25 to 30 minutes
Arrabbiata is one of the many sauces I learned from my friend Andrea Graziosi while he was living with me in New Haven in 1984(!) - and it could well be the one I’ve since made most. “Arrabbiata” means “angry,” which everyone (me too) assumes is a reference to the chiles: This should be almost fiery. Be liberal with the black pepper too.
3 tablespoons olive oil, or more as needed
2 tablespoons chopped garlic
1, or 3, or 5 (or up to 10 if you like things really hot) small dried red chiles, or a big pinch of crushed red pepper
One 28-ounce can diced tomatoes, including the juice
Freshly ground black pepper
1 pound any dried pasta
1/2 cup freshly grated Parmesan cheese, plus more for serving
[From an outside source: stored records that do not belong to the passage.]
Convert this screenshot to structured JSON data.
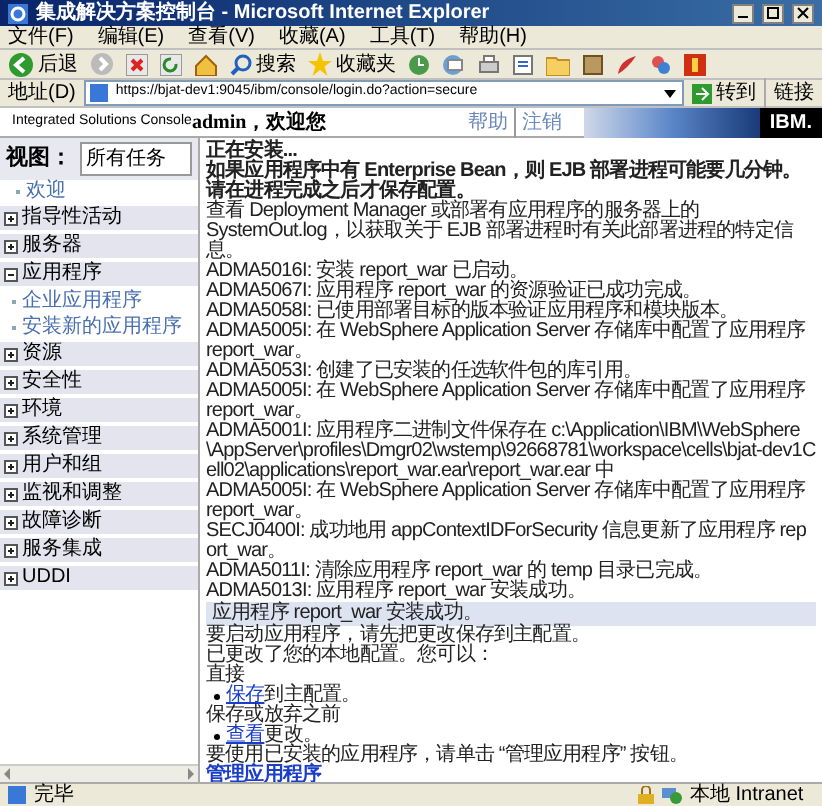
{
  "window": {
    "title": "集成解决方案控制台 - Microsoft Internet Explorer"
  },
  "menu": [
    "文件(F)",
    "编辑(E)",
    "查看(V)",
    "收藏(A)",
    "工具(T)",
    "帮助(H)"
  ],
  "toolbar": {
    "back": "后退",
    "search": "搜索",
    "favorites": "收藏夹"
  },
  "address_bar": {
    "label": "地址(D)",
    "url": "https://bjat-dev1:9045/ibm/console/login.do?action=secure",
    "go": "转到",
    "links": "链接"
  },
  "header": {
    "product": "Integrated Solutions Console",
    "welcome": "admin，欢迎您",
    "links": [
      "帮助",
      "注销"
    ],
    "logo": "IBM."
  },
  "nav": {
    "view_label": "视图：",
    "view_value": "所有任务",
    "items": [
      {
        "label": "欢迎",
        "kind": "link"
      },
      {
        "label": "指导性活动",
        "kind": "group",
        "expanded": false
      },
      {
        "label": "服务器",
        "kind": "group",
        "expanded": false
      },
      {
        "label": "应用程序",
        "kind": "group",
        "expanded": true,
        "children": [
          {
            "label": "企业应用程序"
          },
          {
            "label": "安装新的应用程序"
          }
        ]
      },
      {
        "label": "资源",
        "kind": "group",
        "expanded": false
      },
      {
        "label": "安全性",
        "kind": "group",
        "expanded": false
      },
      {
        "label": "环境",
        "kind": "group",
        "expanded": false
      },
      {
        "label": "系统管理",
        "kind": "group",
        "expanded": false
      },
      {
        "label": "用户和组",
        "kind": "group",
        "expanded": false
      },
      {
        "label": "监视和调整",
        "kind": "group",
        "expanded": false
      },
      {
        "label": "故障诊断",
        "kind": "group",
        "expanded": false
      },
      {
        "label": "服务集成",
        "kind": "group",
        "expanded": false
      },
      {
        "label": "UDDI",
        "kind": "group",
        "expanded": false
      }
    ]
  },
  "content": {
    "heading": "正在安装...",
    "warning": "如果应用程序中有 Enterprise Bean，则 EJB 部署进程可能要几分钟。请在进程完成之后才保存配置。",
    "note": "查看 Deployment Manager 或部署有应用程序的服务器上的 SystemOut.log，以获取关于 EJB 部署进程时有关此部署进程的特定信息。",
    "messages": [
      "ADMA5016I: 安装 report_war 已启动。",
      "ADMA5067I: 应用程序 report_war 的资源验证已成功完成。",
      "ADMA5058I: 已使用部署目标的版本验证应用程序和模块版本。",
      "ADMA5005I: 在 WebSphere Application Server 存储库中配置了应用程序 report_war。",
      "ADMA5053I: 创建了已安装的任选软件包的库引用。",
      "ADMA5005I: 在 WebSphere Application Server 存储库中配置了应用程序 report_war。",
      "ADMA5001I: 应用程序二进制文件保存在 c:\\Application\\IBM\\WebSphere\\AppServer\\profiles\\Dmgr02\\wstemp\\92668781\\workspace\\cells\\bjat-dev1Cell02\\applications\\report_war.ear\\report_war.ear 中",
      "ADMA5005I: 在 WebSphere Application Server 存储库中配置了应用程序 report_war。",
      "SECJ0400I: 成功地用 appContextIDForSecurity 信息更新了应用程序 report_war。",
      "ADMA5011I: 清除应用程序 report_war 的 temp 目录已完成。",
      "ADMA5013I: 应用程序 report_war 安装成功。"
    ],
    "result": "应用程序 report_war 安装成功。",
    "save_hint": "要启动应用程序，请先把更改保存到主配置。",
    "changed": "已更改了您的本地配置。您可以：",
    "direct": "直接",
    "options": [
      {
        "kind": "bullet",
        "link": "保存",
        "text": "到主配置。"
      },
      {
        "kind": "line",
        "text": "保存或放弃之前"
      },
      {
        "kind": "bullet",
        "link": "查看",
        "text": "更改。"
      }
    ],
    "manage_hint": "要使用已安装的应用程序，请单击 “管理应用程序” 按钮。",
    "manage_link": "管理应用程序"
  },
  "status_bar": {
    "text": "完毕",
    "zone": "本地 Intranet"
  }
}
1/2 cup chopped fresh basil leaves for garnish, optional
1. Bring a large pot of water to a boil and salt it. Put the oil in a large skillet over medium-high heat. When it’s hot, add the garlic and chiles or crushed red pepper. Cook, stirring occasionally, until the garlic is brown—deeply colored, but not burned. Turn off the heat for a minute. Add the tomatoes, sprinkle with salt and plenty of black pepper, and return the heat to medium-high.
2. Adjust the heat so the sauce bubbles enthusiastically and cook, stirring occasionally, until the tomatoes break down and the mixture begins to thicken and appear more uniform in texture, 10 to 15 minutes. Taste, adjust the seasoning, and adjust the heat so the tomato sauce stays hot but doesn’t boil.
3. When the water boils, cook the pasta until it is tender but not mushy; start tasting after 5 minutes. When it’s done, scoop out and reserve at least 1 cup of the cooking water, then drain the pasta.
4. If you used whole chiles, remove them from the sauce. Add the pasta and a splash of the cooking water to the sauce in the skillet and toss to coat, adding a little more oil or cooking water if necessary to create a slightly creamy sauce. Taste and adjust the seasoning and add more oil if you’d like; then toss with the cheese and the basil if you’re using it. Serve, passing more cheese at the table.